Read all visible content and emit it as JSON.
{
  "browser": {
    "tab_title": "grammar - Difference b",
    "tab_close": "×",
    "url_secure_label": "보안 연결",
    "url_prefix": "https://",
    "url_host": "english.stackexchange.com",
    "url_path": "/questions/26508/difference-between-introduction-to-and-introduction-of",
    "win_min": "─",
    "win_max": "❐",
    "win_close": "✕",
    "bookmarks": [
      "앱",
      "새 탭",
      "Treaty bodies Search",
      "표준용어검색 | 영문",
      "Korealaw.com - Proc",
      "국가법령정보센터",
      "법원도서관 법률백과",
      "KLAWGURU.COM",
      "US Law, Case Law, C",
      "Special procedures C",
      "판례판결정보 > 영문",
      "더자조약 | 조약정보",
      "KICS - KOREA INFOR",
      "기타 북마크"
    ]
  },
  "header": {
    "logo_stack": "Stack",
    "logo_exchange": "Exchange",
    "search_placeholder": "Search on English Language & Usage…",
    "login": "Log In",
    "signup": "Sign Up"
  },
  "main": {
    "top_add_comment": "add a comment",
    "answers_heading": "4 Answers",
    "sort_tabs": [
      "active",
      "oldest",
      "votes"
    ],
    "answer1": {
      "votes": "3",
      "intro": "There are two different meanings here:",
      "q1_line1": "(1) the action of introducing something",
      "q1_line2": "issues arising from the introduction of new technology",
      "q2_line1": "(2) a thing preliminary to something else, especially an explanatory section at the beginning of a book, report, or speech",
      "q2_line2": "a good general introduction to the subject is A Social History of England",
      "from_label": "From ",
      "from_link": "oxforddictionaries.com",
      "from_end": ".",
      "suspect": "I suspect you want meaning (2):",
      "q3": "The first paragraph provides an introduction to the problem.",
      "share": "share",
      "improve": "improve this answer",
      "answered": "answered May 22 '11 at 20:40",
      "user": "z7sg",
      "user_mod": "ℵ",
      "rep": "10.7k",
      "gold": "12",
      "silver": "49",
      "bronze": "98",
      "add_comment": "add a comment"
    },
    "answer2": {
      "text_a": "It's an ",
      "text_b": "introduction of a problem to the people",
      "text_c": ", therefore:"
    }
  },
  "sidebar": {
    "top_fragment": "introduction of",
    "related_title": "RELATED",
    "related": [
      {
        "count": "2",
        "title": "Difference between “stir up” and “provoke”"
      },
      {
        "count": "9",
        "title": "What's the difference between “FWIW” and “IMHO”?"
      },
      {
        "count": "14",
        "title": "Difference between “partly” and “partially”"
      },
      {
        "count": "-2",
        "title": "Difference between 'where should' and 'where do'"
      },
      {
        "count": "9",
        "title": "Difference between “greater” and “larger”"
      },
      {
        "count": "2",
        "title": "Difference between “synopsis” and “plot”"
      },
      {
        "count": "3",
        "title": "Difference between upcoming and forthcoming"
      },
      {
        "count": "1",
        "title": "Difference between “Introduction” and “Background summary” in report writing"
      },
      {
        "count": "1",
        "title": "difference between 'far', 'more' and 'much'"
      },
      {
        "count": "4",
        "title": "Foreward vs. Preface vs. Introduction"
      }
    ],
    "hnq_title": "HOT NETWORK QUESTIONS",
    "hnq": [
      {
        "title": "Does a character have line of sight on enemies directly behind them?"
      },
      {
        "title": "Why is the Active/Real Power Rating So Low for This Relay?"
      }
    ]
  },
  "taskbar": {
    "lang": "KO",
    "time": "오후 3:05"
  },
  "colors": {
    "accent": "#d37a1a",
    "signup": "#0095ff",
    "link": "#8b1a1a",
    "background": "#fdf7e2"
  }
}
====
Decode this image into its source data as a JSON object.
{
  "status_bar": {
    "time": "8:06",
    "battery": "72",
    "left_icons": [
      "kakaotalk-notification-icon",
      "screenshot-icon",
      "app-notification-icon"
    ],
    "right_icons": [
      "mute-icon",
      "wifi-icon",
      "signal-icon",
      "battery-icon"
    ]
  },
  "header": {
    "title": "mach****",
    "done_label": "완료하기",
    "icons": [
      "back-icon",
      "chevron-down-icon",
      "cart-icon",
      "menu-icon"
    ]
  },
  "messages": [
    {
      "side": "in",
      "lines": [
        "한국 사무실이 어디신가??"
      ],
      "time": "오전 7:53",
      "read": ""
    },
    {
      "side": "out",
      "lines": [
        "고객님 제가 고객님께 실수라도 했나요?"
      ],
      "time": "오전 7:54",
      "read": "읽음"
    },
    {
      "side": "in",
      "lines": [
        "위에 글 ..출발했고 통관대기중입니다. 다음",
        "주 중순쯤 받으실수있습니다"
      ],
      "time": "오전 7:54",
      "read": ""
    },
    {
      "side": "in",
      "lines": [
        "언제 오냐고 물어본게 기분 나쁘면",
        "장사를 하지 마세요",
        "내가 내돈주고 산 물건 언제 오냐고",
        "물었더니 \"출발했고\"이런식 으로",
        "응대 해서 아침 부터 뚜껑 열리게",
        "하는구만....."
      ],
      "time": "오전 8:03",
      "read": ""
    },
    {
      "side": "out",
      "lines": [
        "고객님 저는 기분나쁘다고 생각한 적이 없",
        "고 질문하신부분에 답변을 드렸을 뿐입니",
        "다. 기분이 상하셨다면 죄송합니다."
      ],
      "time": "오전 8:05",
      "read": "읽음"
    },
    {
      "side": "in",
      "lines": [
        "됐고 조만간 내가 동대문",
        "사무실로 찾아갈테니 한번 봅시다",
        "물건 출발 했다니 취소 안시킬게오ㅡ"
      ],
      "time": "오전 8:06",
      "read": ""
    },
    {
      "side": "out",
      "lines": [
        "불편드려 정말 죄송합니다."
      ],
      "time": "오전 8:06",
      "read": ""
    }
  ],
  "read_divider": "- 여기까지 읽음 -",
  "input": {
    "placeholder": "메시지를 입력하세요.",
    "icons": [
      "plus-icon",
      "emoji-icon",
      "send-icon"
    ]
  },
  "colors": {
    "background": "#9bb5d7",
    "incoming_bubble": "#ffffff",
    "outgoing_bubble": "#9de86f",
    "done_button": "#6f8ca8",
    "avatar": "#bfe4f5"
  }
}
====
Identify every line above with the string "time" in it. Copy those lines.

    "time": "오후 3:05"
    "time": "8:06",
      "time": "오전 7:53",
      "time": "오전 7:54",
      "time": "오전 7:54",
      "time": "오전 8:03",
      "time": "오전 8:05",
      "time": "오전 8:06",
      "time": "오전 8:06",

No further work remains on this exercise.